------ Information supplied ------
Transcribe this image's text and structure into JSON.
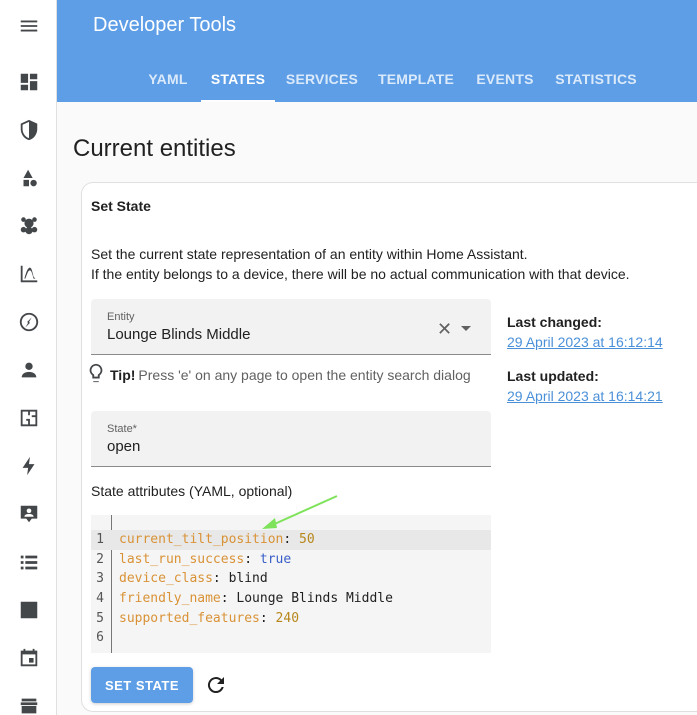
{
  "header": {
    "title": "Developer Tools",
    "tabs": [
      "YAML",
      "STATES",
      "SERVICES",
      "TEMPLATE",
      "EVENTS",
      "STATISTICS"
    ],
    "active_tab": "STATES"
  },
  "sidebar": {
    "icons": [
      "menu-icon",
      "dashboard-icon",
      "shield-icon",
      "shapes-icon",
      "teddy-bear-icon",
      "chart-icon",
      "compass-icon",
      "person-icon",
      "floorplan-icon",
      "lightning-icon",
      "badge-icon",
      "list-icon",
      "bar-chart-icon",
      "calendar-icon",
      "store-icon"
    ]
  },
  "page": {
    "title": "Current entities"
  },
  "set_state": {
    "title": "Set State",
    "description_line1": "Set the current state representation of an entity within Home Assistant.",
    "description_line2": "If the entity belongs to a device, there will be no actual communication with that device.",
    "entity_label": "Entity",
    "entity_value": "Lounge Blinds Middle",
    "tip_bold": "Tip!",
    "tip_text": "Press 'e' on any page to open the entity search dialog",
    "state_label": "State*",
    "state_value": "open",
    "attributes_label": "State attributes (YAML, optional)",
    "yaml_lines": [
      {
        "num": "1",
        "key": "current_tilt_position",
        "value": "50"
      },
      {
        "num": "2",
        "key": "last_run_success",
        "value": "true"
      },
      {
        "num": "3",
        "key": "device_class",
        "value": "blind"
      },
      {
        "num": "4",
        "key": "friendly_name",
        "value": "Lounge Blinds Middle"
      },
      {
        "num": "5",
        "key": "supported_features",
        "value": "240"
      },
      {
        "num": "6",
        "key": "",
        "value": ""
      }
    ],
    "set_button": "SET STATE",
    "last_changed_label": "Last changed:",
    "last_changed_value": "29 April 2023 at 16:12:14",
    "last_updated_label": "Last updated:",
    "last_updated_value": "29 April 2023 at 16:14:21"
  },
  "colors": {
    "header_bg": "#5e9ee6",
    "link": "#4a90d9",
    "yaml_key": "#d99236",
    "annotation_arrow": "#7ee35a"
  }
}
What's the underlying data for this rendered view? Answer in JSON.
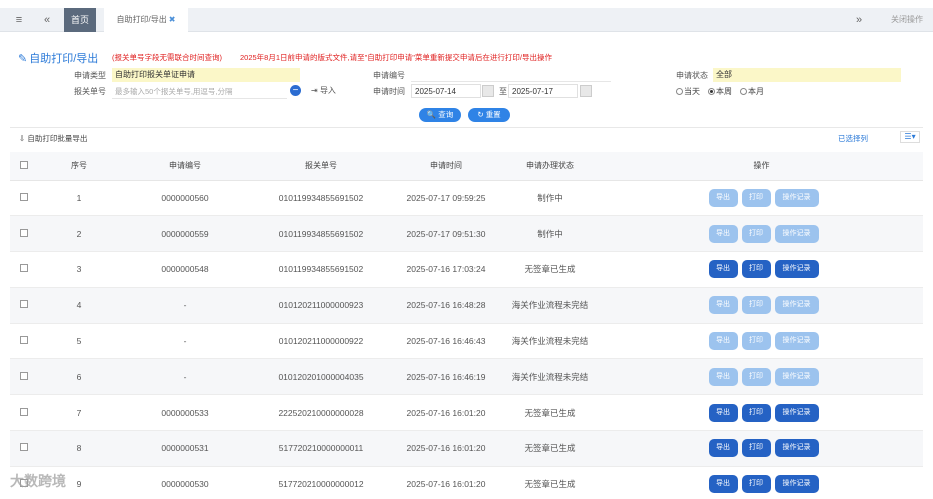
{
  "tabs": {
    "home": "首页",
    "print_tab": "自助打印/导出",
    "close_ops": "关闭操作"
  },
  "page": {
    "title": "自助打印/导出",
    "notice1": "(报关单号字段无需联合时间查询)",
    "notice2": "2025年8月1日前申请的版式文件,请至\"自助打印申请\"菜单重新提交申请后在进行打印/导出操作"
  },
  "filters": {
    "apply_type_label": "申请类型",
    "apply_type_value": "自助打印报关单证申请",
    "decl_no_label": "报关单号",
    "decl_no_placeholder": "最多输入50个报关单号,用逗号,分隔",
    "import_label": "导入",
    "apply_no_label": "申请编号",
    "apply_time_label": "申请时间",
    "date_from": "2025-07-14",
    "date_to_sep": "至",
    "date_to": "2025-07-17",
    "status_label": "申请状态",
    "status_value": "全部",
    "radio_today": "当天",
    "radio_week": "本周",
    "radio_month": "本月"
  },
  "buttons": {
    "query": "查询",
    "reset": "重置",
    "batch_export": "自助打印批量导出",
    "selected_cols": "已选择列"
  },
  "table": {
    "headers": [
      "序号",
      "申请编号",
      "报关单号",
      "申请时间",
      "申请办理状态",
      "操作"
    ],
    "op_labels": [
      "导出",
      "打印",
      "操作记录"
    ],
    "rows": [
      {
        "no": "1",
        "apply": "0000000560",
        "decl": "010119934855691502",
        "time": "2025-07-17 09:59:25",
        "status": "制作中"
      },
      {
        "no": "2",
        "apply": "0000000559",
        "decl": "010119934855691502",
        "time": "2025-07-17 09:51:30",
        "status": "制作中"
      },
      {
        "no": "3",
        "apply": "0000000548",
        "decl": "010119934855691502",
        "time": "2025-07-16 17:03:24",
        "status": "无签章已生成"
      },
      {
        "no": "4",
        "apply": "-",
        "decl": "010120211000000923",
        "time": "2025-07-16 16:48:28",
        "status": "海关作业流程未完结"
      },
      {
        "no": "5",
        "apply": "-",
        "decl": "010120211000000922",
        "time": "2025-07-16 16:46:43",
        "status": "海关作业流程未完结"
      },
      {
        "no": "6",
        "apply": "-",
        "decl": "010120201000004035",
        "time": "2025-07-16 16:46:19",
        "status": "海关作业流程未完结"
      },
      {
        "no": "7",
        "apply": "0000000533",
        "decl": "222520210000000028",
        "time": "2025-07-16 16:01:20",
        "status": "无签章已生成"
      },
      {
        "no": "8",
        "apply": "0000000531",
        "decl": "517720210000000011",
        "time": "2025-07-16 16:01:20",
        "status": "无签章已生成"
      },
      {
        "no": "9",
        "apply": "0000000530",
        "decl": "517720210000000012",
        "time": "2025-07-16 16:01:20",
        "status": "无签章已生成"
      }
    ]
  },
  "watermark": "大数跨境"
}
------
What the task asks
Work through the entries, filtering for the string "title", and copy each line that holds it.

Result below
    "title": "Developer Tools",
    "title": "Current entities"
    "title": "Set State",
    "title": "自助打印/导出",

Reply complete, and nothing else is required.